▶ **Items from an interface collection**:

· · · · · · ·

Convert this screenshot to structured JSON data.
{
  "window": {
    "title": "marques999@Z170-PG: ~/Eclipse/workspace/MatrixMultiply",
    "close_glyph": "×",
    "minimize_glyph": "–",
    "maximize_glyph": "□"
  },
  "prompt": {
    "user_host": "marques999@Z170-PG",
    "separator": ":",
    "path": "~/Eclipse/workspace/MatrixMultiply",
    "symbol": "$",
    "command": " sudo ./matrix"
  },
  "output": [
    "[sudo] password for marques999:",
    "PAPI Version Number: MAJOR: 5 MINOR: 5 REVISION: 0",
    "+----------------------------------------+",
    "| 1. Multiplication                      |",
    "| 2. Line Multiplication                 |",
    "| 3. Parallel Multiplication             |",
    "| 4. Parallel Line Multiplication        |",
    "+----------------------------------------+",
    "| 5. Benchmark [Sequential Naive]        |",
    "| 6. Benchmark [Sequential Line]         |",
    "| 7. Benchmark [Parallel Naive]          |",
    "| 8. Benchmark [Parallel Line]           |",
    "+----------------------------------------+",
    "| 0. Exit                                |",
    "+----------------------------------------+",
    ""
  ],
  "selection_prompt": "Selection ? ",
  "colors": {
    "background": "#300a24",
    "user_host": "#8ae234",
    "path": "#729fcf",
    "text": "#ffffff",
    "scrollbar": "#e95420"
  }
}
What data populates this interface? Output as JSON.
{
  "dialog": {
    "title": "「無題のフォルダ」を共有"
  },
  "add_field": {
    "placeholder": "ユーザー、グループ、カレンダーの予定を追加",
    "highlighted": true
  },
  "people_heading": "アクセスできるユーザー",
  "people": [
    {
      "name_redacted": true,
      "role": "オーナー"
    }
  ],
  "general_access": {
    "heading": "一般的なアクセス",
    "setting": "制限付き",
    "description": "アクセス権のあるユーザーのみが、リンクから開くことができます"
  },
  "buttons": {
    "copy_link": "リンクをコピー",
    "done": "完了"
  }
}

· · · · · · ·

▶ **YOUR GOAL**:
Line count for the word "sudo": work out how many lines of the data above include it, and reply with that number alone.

▶ **ANSWER TO THE EXERCISE**:
2